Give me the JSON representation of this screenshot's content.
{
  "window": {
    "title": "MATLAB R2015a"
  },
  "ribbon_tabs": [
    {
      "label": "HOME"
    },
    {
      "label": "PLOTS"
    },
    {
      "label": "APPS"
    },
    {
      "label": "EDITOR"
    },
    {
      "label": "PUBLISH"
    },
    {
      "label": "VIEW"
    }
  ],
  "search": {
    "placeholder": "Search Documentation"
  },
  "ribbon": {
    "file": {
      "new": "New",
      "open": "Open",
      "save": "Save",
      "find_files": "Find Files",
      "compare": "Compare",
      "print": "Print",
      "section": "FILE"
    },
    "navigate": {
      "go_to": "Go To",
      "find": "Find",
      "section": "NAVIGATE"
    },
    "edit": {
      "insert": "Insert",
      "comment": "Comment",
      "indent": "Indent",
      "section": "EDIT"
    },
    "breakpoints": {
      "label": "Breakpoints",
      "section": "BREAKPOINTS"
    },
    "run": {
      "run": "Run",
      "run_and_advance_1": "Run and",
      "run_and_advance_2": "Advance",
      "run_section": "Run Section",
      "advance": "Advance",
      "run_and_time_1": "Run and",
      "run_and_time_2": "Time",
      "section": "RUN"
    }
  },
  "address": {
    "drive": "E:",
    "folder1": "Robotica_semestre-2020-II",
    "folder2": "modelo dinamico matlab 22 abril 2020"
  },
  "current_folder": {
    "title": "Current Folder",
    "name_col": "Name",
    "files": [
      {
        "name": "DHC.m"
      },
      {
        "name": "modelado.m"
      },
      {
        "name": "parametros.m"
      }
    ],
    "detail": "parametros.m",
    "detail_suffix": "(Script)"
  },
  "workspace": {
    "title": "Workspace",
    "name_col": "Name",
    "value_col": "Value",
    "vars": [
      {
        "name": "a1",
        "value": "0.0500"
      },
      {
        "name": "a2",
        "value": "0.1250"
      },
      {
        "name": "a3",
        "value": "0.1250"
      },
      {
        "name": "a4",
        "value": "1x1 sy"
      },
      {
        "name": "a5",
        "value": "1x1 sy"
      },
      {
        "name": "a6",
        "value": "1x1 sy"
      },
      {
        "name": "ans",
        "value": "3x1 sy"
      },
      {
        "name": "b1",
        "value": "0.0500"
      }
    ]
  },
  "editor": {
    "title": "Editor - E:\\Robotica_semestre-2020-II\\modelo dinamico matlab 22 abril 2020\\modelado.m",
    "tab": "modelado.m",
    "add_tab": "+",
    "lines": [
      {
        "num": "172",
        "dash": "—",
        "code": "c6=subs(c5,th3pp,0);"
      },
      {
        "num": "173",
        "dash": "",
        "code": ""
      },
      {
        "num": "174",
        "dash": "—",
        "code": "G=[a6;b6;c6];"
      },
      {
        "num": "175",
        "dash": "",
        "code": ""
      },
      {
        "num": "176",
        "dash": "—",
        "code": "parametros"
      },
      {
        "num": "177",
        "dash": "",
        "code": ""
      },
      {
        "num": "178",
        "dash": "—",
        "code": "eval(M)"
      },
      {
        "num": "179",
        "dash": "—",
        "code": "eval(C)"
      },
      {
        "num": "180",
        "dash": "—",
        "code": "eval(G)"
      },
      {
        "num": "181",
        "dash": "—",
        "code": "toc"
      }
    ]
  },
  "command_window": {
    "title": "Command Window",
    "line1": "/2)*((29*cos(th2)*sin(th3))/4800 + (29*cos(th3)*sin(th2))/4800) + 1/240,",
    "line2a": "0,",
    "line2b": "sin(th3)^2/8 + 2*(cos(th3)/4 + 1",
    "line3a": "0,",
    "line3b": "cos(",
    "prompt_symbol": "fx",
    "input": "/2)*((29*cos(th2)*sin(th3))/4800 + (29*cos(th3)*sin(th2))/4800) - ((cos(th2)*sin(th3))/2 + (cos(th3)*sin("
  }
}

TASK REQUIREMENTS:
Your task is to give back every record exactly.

EXPECTED ANSWER:
Give me the JSON representation of this screenshot's content.
{
  "window": {
    "title": "MATLAB R2015a"
  },
  "ribbon_tabs": [
    {
      "label": "HOME"
    },
    {
      "label": "PLOTS"
    },
    {
      "label": "APPS"
    },
    {
      "label": "EDITOR"
    },
    {
      "label": "PUBLISH"
    },
    {
      "label": "VIEW"
    }
  ],
  "search": {
    "placeholder": "Search Documentation"
  },
  "ribbon": {
    "file": {
      "new": "New",
      "open": "Open",
      "save": "Save",
      "find_files": "Find Files",
      "compare": "Compare",
      "print": "Print",
      "section": "FILE"
    },
    "navigate": {
      "go_to": "Go To",
      "find": "Find",
      "section": "NAVIGATE"
    },
    "edit": {
      "insert": "Insert",
      "comment": "Comment",
      "indent": "Indent",
      "section": "EDIT"
    },
    "breakpoints": {
      "label": "Breakpoints",
      "section": "BREAKPOINTS"
    },
    "run": {
      "run": "Run",
      "run_and_advance_1": "Run and",
      "run_and_advance_2": "Advance",
      "run_section": "Run Section",
      "advance": "Advance",
      "run_and_time_1": "Run and",
      "run_and_time_2": "Time",
      "section": "RUN"
    }
  },
  "address": {
    "drive": "E:",
    "folder1": "Robotica_semestre-2020-II",
    "folder2": "modelo dinamico matlab 22 abril 2020"
  },
  "current_folder": {
    "title": "Current Folder",
    "name_col": "Name",
    "files": [
      {
        "name": "DHC.m"
      },
      {
        "name": "modelado.m"
      },
      {
        "name": "parametros.m"
      }
    ],
    "detail": "parametros.m",
    "detail_suffix": "(Script)"
  },
  "workspace": {
    "title": "Workspace",
    "name_col": "Name",
    "value_col": "Value",
    "vars": [
      {
        "name": "a1",
        "value": "0.0500"
      },
      {
        "name": "a2",
        "value": "0.1250"
      },
      {
        "name": "a3",
        "value": "0.1250"
      },
      {
        "name": "a4",
        "value": "1x1 sy"
      },
      {
        "name": "a5",
        "value": "1x1 sy"
      },
      {
        "name": "a6",
        "value": "1x1 sy"
      },
      {
        "name": "ans",
        "value": "3x1 sy"
      },
      {
        "name": "b1",
        "value": "0.0500"
      }
    ]
  },
  "editor": {
    "title": "Editor - E:\\Robotica_semestre-2020-II\\modelo dinamico matlab 22 abril 2020\\modelado.m",
    "tab": "modelado.m",
    "add_tab": "+",
    "lines": [
      {
        "num": "172",
        "dash": "—",
        "code": "c6=subs(c5,th3pp,0);"
      },
      {
        "num": "173",
        "dash": "",
        "code": ""
      },
      {
        "num": "174",
        "dash": "—",
        "code": "G=[a6;b6;c6];"
      },
      {
        "num": "175",
        "dash": "",
        "code": ""
      },
      {
        "num": "176",
        "dash": "—",
        "code": "parametros"
      },
      {
        "num": "177",
        "dash": "",
        "code": ""
      },
      {
        "num": "178",
        "dash": "—",
        "code": "eval(M)"
      },
      {
        "num": "179",
        "dash": "—",
        "code": "eval(C)"
      },
      {
        "num": "180",
        "dash": "—",
        "code": "eval(G)"
      },
      {
        "num": "181",
        "dash": "—",
        "code": "toc"
      }
    ]
  },
  "command_window": {
    "title": "Command Window",
    "line1": "/2)*((29*cos(th2)*sin(th3))/4800 + (29*cos(th3)*sin(th2))/4800) + 1/240,",
    "line2a": "0,",
    "line2b": "sin(th3)^2/8 + 2*(cos(th3)/4 + 1",
    "line3a": "0,",
    "line3b": "cos(",
    "prompt_symbol": "fx",
    "input": "/2)*((29*cos(th2)*sin(th3))/4800 + (29*cos(th3)*sin(th2))/4800) - ((cos(th2)*sin(th3))/2 + (cos(th3)*sin("
  }
}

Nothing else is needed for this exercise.